The last assignment for the Web 2.0 Challenge involves a person taking a piece of technology and coming up with a plan to implement it into their library. As I don't have a library for which to build such a plan, and as the class I am doing this assignment for focuses on teaching information literacy, I have instead chosen to talk about how we should incorporate digital literacy skills, and Web 2.0 technology, into the teaching of information literacy.
Information literacy needs to expand to include the new ways people can search for, find, use, and create information. Information isn't the sole purview of books, but can be found in conversations, on the web, in blog and wikis, as well as within books.

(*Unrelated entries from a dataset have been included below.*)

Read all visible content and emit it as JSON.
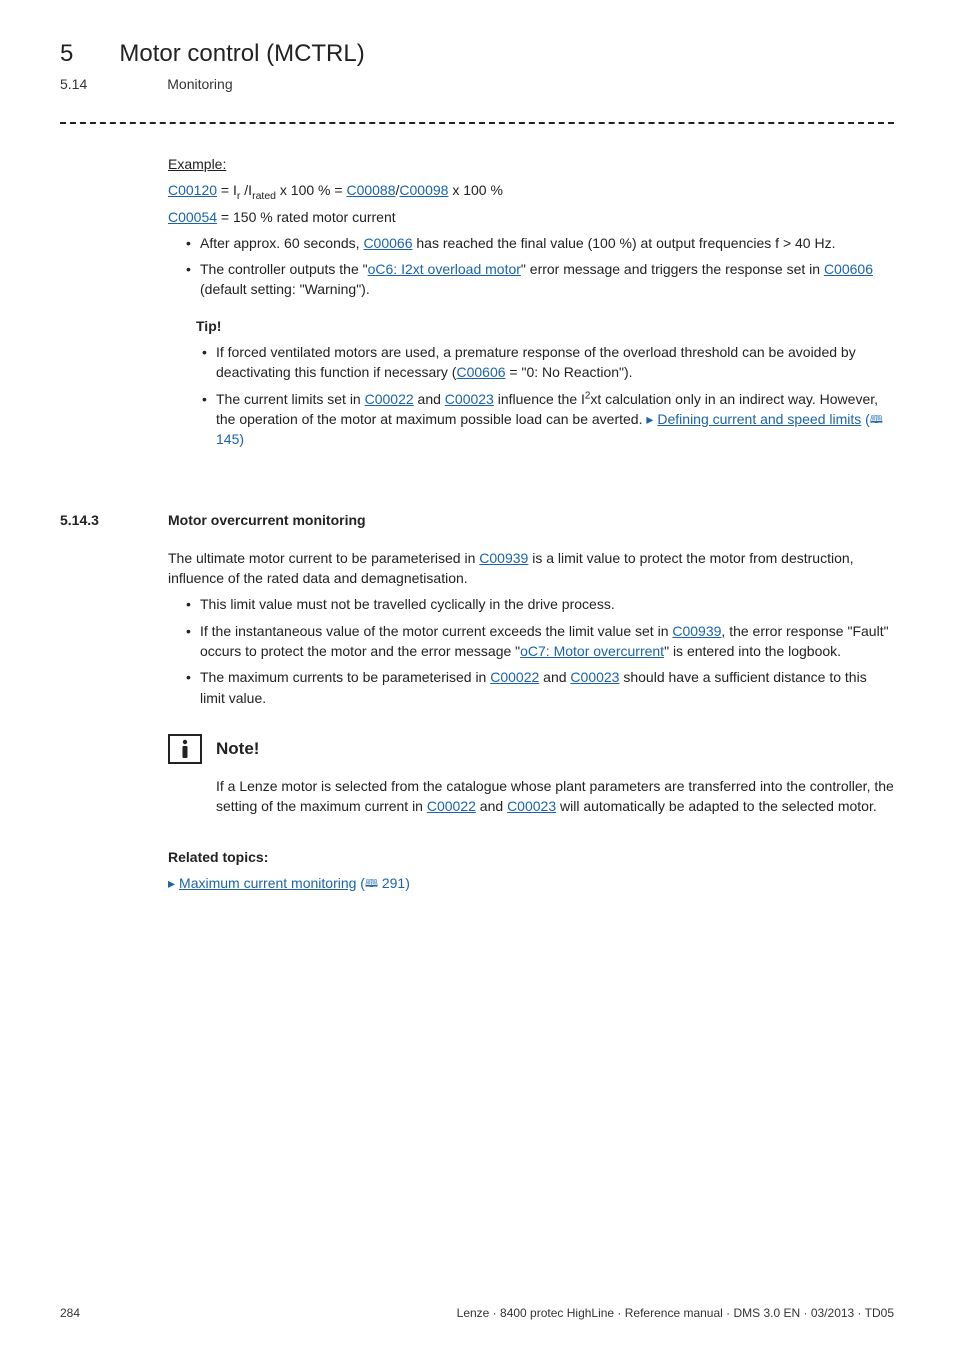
{
  "header": {
    "chapter_num": "5",
    "chapter_title": "Motor control (MCTRL)",
    "section_num": "5.14",
    "section_title": "Monitoring"
  },
  "example": {
    "label": "Example:",
    "formula_pre": " = I",
    "formula_sub1": "r",
    "formula_mid1": " /I",
    "formula_sub2": "rated",
    "formula_mid2": " x 100 % = ",
    "formula_slash": "/",
    "formula_post": " x 100 %",
    "c00120": "C00120",
    "c00088": "C00088",
    "c00098": "C00098",
    "c00054_line_pre": " = 150 % rated motor current",
    "c00054": "C00054",
    "bullet1_pre": "After approx. 60 seconds, ",
    "c00066": "C00066",
    "bullet1_post": " has reached the final value (100 %) at output frequencies f > 40 Hz.",
    "bullet2_pre": "The controller outputs the \"",
    "err1": "oC6: I2xt overload motor",
    "bullet2_mid": "\" error message and triggers the response set in ",
    "c00606": "C00606",
    "bullet2_post": " (default setting: \"Warning\")."
  },
  "tip": {
    "label": "Tip!",
    "item1_pre": "If forced ventilated motors are used, a premature response of the overload threshold can be avoided by deactivating this function if necessary (",
    "item1_link": "C00606",
    "item1_post": " = \"0: No Reaction\").",
    "item2_pre": "The current limits set in ",
    "c00022": "C00022",
    "and": " and ",
    "c00023": "C00023",
    "item2_mid": " influence the I",
    "item2_mid2": "xt calculation only in an indirect way. However, the operation of the motor at maximum possible load can be averted.  ",
    "item2_link": "Defining current and speed limits",
    "item2_ref": " 145)"
  },
  "subsection": {
    "num": "5.14.3",
    "title": "Motor overcurrent monitoring",
    "intro_pre": "The ultimate motor current to be parameterised in ",
    "c00939": "C00939",
    "intro_post": " is a limit value to protect the motor from destruction, influence of the rated data and demagnetisation.",
    "b1": "This limit value must not be travelled cyclically in the drive process.",
    "b2_pre": "If the instantaneous value of the motor current exceeds the limit value set in ",
    "b2_mid": ", the error response \"Fault\" occurs to protect the motor and the error message \"",
    "err2": "oC7: Motor overcurrent",
    "b2_post": "\" is entered into the logbook.",
    "b3_pre": "The maximum currents to be parameterised in ",
    "b3_post": " should have a sufficient distance to this limit value."
  },
  "note": {
    "label": "Note!",
    "body_pre": "If a Lenze motor is selected from the catalogue whose plant parameters are transferred into the controller, the setting of the maximum current in ",
    "body_post": " will automatically be adapted to the selected motor."
  },
  "related": {
    "title": "Related topics:",
    "item": "Maximum current monitoring",
    "ref": " 291)"
  },
  "footer": {
    "page": "284",
    "meta": "Lenze · 8400 protec HighLine · Reference manual · DMS 3.0 EN · 03/2013 · TD05"
  }
}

Jeff Jarvis [author, blogger, and professor who can be found here] while speaking at ALA said that we were moving towards a new idea of information and content that is beyond text [the below slide can be found here thanks to griffey]. Instead of information being bound in books, it can be shared, remixed, and such over the web. Jarvis sees parallels to the pre-Gutenberg era, when books were costly and a great deal of information was shared orally. To Jarvis, information now requires us to participate in its creation and dissemination to a degree that was once found in the era before the printing press.

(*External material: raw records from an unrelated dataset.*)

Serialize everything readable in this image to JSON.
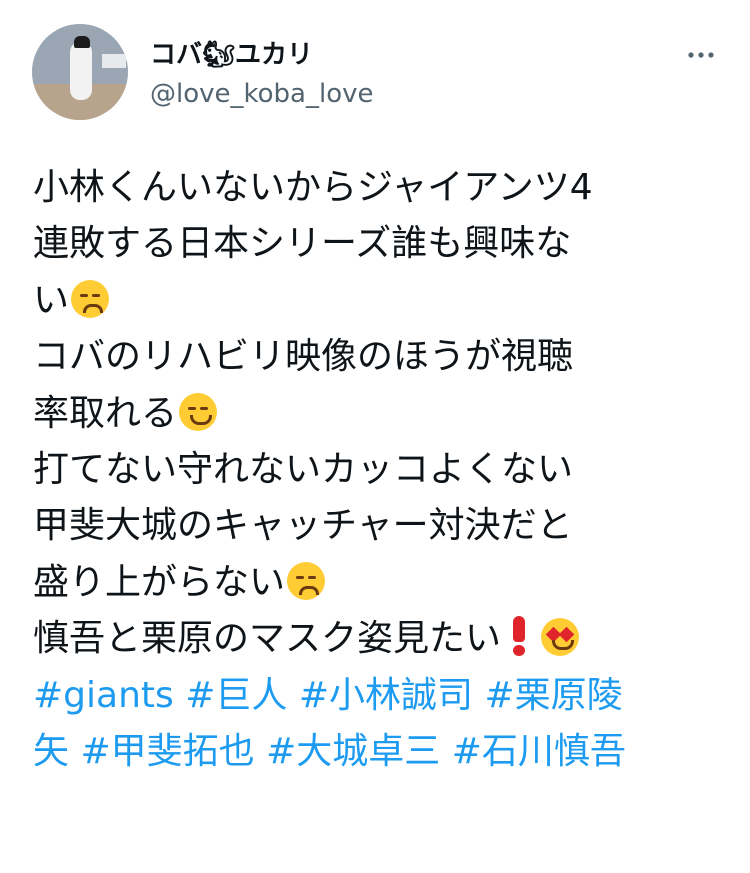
{
  "user": {
    "display_name": "コバ🐿ユカリ",
    "handle": "@love_koba_love"
  },
  "icons": {
    "more": "more-horizontal-icon",
    "avatar": "avatar-photo"
  },
  "tweet": {
    "lines": [
      "小林くんいないからジャイアンツ4",
      "連敗する日本シリーズ誰も興味な",
      "い",
      "コバのリハビリ映像のほうが視聴",
      "率取れる",
      "打てない守れないカッコよくない",
      "甲斐大城のキャッチャー対決だと",
      "盛り上がらない",
      "慎吾と栗原のマスク姿見たい"
    ],
    "hashtags_line1": [
      "#giants",
      "#巨人",
      "#小林誠司",
      "#栗原陵"
    ],
    "hashtags_line2": [
      "矢",
      "#甲斐拓也",
      "#大城卓三",
      "#石川慎吾"
    ]
  },
  "colors": {
    "text": "#0f1419",
    "secondary": "#536471",
    "hashtag": "#1d9bf0"
  }
}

This is the world we now find ourselves in, a world where we create information and knowledge even by simply searching for it. By providing a list of blogs and websites with this blog, for instance, I am creating information. By tweeting links to websites, news articles, and such on Twitter, I am creating information. We are all constantly creating information on the web by merely being a part of it.
This world in which information is so easy to share needs information literacy educators who not only acknowledge this, but teach to this. We need to teach students and library customers how to not only find and use information for papers or personal reasons, but we need to teach them how to take part in this new information world we find ourselves in. We need to teach people how to find blogs, add to Wikis, keep themselves safe on Facebook, create a Twitter account, and to be able to be ready for whatever new piece of technology pops up a few months or years from now.